MANILA -- Senator Panfilo Lacson on Friday urged the government to build up cases against politicians allegedly involved in illegal drugs as he cited several consequences in releasing the so-called narco-list.
In a radio interview, Lacson said unveiling the political figures on the list would give them a chance to take a backseat and lie low, which would give authorities a more difficult time in their surveillance and process of building up cases.
"Ang mas masama, maalarma ang mismong nasa lista at kung totoo involved sa droga, alangang magpapatuloy yan, mag-iingat yan. So mas mahirapan ang kapulisan at PDEA na surveillance yan kasi conscious siya minamanmanan pala siya dahil may intel report kung siya talagang involved (What's worse is, those on the list, especially with real drug links, would stop for a while and be more careful. So the police and PDEA [Philippine Drug Enforcement Agency] would have a difficult time in the surveillance because those [narco-politicians] would be more conscious that they are being monitored since there is an intel report that they are involved)," he said.
Lacson noted that if the police kept the information to themselves, they could build up a case, gather evidence and witnesses, and file the appropriate charges in court.
He also warned against the release of the narco-list, especially if not validated, as it would be a means to shame these officials, and could eventually serve as death warrants for them.
"Pangalawa hihiyain mo yan. Pangatlo pwedeng mapatay yan ng kung sinong eager beaver na gusto magmagaling. Halimbawa mali pala, nangyari yan in the past, si Governor Espino napangalanan. Tapos binawi, paano ang iba na di involved na hindi nabawi? (Secondly, you are shaming them. Thirdly, they could be killed by some eager beaver who wants to set things right. For example, like what happened in the past, Governor Espino was wrongly named. That was already retracted, but what about those who were wrongfully included in the list but were never corrected?)" Lacson said.
He also stressed that wiretapped information from foreign sources linking Filipinos to crimes, such as illegal drugs, is a violation of Philippine law and the State's policy to protect its citizens.
He contested Justice Secretary Menardo Guevarra's reported pronouncement that if the wiretapped conversation came from a country where wiretapping is not illegal, it "may be passed on to the Philippine government and considered admissible in Philippine courts."

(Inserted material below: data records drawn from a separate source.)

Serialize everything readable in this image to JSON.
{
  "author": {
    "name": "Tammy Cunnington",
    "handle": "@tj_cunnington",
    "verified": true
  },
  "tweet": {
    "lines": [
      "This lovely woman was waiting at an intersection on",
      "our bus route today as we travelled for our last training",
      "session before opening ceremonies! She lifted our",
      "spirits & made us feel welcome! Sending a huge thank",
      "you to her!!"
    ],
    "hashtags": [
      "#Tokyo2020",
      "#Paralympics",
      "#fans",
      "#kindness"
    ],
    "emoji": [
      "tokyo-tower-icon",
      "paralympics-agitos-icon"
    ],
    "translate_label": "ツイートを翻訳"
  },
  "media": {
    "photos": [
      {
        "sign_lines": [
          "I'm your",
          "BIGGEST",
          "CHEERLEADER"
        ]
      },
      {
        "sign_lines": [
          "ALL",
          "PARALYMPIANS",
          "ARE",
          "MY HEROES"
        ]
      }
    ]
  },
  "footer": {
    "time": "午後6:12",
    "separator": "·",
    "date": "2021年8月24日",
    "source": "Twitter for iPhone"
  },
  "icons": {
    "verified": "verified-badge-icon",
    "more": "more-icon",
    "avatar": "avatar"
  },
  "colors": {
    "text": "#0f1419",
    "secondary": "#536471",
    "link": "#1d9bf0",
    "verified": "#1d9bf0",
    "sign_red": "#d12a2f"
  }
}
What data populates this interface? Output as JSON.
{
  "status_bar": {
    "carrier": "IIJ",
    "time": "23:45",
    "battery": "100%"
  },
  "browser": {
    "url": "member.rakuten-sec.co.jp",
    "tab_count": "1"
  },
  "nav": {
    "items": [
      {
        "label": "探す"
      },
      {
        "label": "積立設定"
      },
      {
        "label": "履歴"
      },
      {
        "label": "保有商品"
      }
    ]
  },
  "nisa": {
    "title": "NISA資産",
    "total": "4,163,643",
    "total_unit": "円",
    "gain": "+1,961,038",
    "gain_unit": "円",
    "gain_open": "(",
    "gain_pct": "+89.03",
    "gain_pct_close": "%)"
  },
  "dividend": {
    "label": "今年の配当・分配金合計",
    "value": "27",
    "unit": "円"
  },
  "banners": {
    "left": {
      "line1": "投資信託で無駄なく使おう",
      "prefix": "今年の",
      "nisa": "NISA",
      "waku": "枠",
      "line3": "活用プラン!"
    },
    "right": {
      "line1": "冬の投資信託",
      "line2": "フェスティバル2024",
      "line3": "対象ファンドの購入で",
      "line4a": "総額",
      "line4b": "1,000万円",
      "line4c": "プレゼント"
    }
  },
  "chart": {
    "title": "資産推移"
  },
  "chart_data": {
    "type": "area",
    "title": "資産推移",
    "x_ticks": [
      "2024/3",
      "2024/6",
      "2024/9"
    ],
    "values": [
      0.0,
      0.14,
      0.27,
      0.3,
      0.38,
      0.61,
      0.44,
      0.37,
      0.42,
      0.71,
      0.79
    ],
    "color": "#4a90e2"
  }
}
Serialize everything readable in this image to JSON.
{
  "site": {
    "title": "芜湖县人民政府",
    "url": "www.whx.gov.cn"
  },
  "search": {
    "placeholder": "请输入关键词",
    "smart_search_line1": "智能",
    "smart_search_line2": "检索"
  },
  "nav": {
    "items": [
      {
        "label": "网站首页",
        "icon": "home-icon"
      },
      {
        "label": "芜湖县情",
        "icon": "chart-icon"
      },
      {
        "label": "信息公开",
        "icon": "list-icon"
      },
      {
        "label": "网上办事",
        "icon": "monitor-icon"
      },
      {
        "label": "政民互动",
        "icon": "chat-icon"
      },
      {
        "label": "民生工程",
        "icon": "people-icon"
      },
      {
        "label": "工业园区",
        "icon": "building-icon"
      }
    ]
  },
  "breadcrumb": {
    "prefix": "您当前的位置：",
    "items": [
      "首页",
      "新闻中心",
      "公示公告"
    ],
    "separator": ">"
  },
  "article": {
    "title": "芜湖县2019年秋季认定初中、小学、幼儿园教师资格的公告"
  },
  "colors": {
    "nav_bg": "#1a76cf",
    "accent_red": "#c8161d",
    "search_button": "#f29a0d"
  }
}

"Mr. Secretary, possession of wiretapped material is also an offense," Lacson said in a post on his Twitter account.
Under Republic Act 4200 or the anti-wiretapping law, it is unlawful for any person not authorized by all the parties to any private communication or spoken word to secretly record such communication.
Section 2 of the law adds it is also unlawful "to knowingly possess" records or copies of any communication or spoken word secured via wiretapping.
Source: Philippines News Agency